Impact of Muscle Glycogen Availability on the Capacity for Repeated Exercise
Phase I Trial
Human Physiology Research Group, Department for Health, University of Bath, Bath, UNITED KINGDOM
This study aims to examine whether muscle glycogen availability is associated with fatigue in a repeated exercise bout following short-term recovery.
Ten endurance-trained individuals underwent two trials in a repeated-measures experimental design, each involving an initial run to exhaustion at 70% of VO2max (Run 1) followed by a 4-h recovery and a subsequent run to exhaustion at 70% of VO2max (Run 2). A low-carbohydrate (L-CHO; 0.3 g · kg body mass (-1) · h (-1)) or high-carbohydrate (H-CHO; 1.2 g · kg body mass (-1) · h (-1)) beverage was ingested at 30-min intervals during recovery. Muscle biopsies were taken upon cessation of Run 1, after recovery, and at exhaustion during Run 2 in L-CHO (F2). In H-CHO, muscle biopsies were obtained after recovery, at the time point coincident with fatigue in L-CHO (F2), and at the point of fatigue during the subsequent exercise bout (F3).
Run 2 was more prolonged for participants on H-CHO (80 ± 16 min) than for participants on L-CHO (48 ± 11 min; P < 0.001). Muscle glycogen concentrations were higher at the end of recovery for participants on H-CHO (269 ± 84 mmol · kg dry mass (-1)) than for participants on L-CHO (157 ± 37 mmol · kg dry mass (-1); P = 0.001).

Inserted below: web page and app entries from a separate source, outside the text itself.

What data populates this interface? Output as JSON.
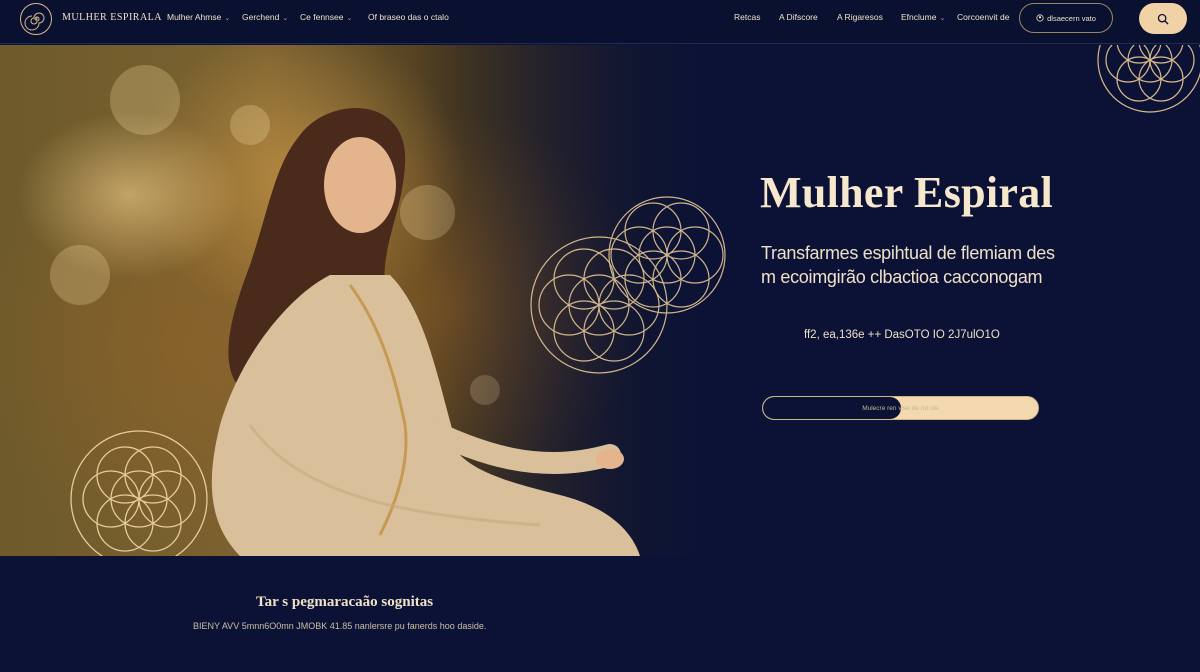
{
  "header": {
    "brand": "MULHER ESPIRALA",
    "nav_left": [
      {
        "label": "Mulher Ahmse",
        "dropdown": true
      },
      {
        "label": "Gerchend",
        "dropdown": true
      },
      {
        "label": "Ce fennsee",
        "dropdown": true
      },
      {
        "label": "Of braseo das o ctalo",
        "dropdown": false
      }
    ],
    "nav_right": [
      {
        "label": "Retcas",
        "dropdown": false
      },
      {
        "label": "A Difscore",
        "dropdown": false
      },
      {
        "label": "A Rigaresos",
        "dropdown": false
      },
      {
        "label": "Efnclume",
        "dropdown": true
      },
      {
        "label": "Corcoenvit de",
        "dropdown": false
      }
    ],
    "account_label": "dlsaecern vato"
  },
  "hero": {
    "title": "Mulher Espiral",
    "subtitle": "Transfarmes espihtual de flemiam des m ecoimgirão clbactioa cacconogam",
    "date_text": "ff2, ea,136e ++ DasOTO IO 2J7ulO1O",
    "progress_label": "Mulecre ren vise de rot ole",
    "progress_value": 0.5
  },
  "footer": {
    "title": "Tar s pegmaracaão sognitas",
    "text": "BIENY  AVV 5mnn6O0mn  JMOBK  41.85   nanlersre pu fanerds hoo daside."
  },
  "colors": {
    "background": "#0b1236",
    "gold": "#d8b98a",
    "cream": "#f0d2a6"
  },
  "icons": [
    "spiral-logo-icon",
    "chevron-down-icon",
    "user-icon",
    "search-icon",
    "flower-of-life-icon"
  ]
}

Increasing carbohydrate intake during short-term recovery accelerates glycogen repletion in previously exercised muscles and thus improves the capacity for repeated exercise. The availability of skeletal muscle glycogen is therefore an important factor in the restoration of endurance capacity because fatigue during repeated exercise is associated with a critically low absolute muscle glycogen concentration.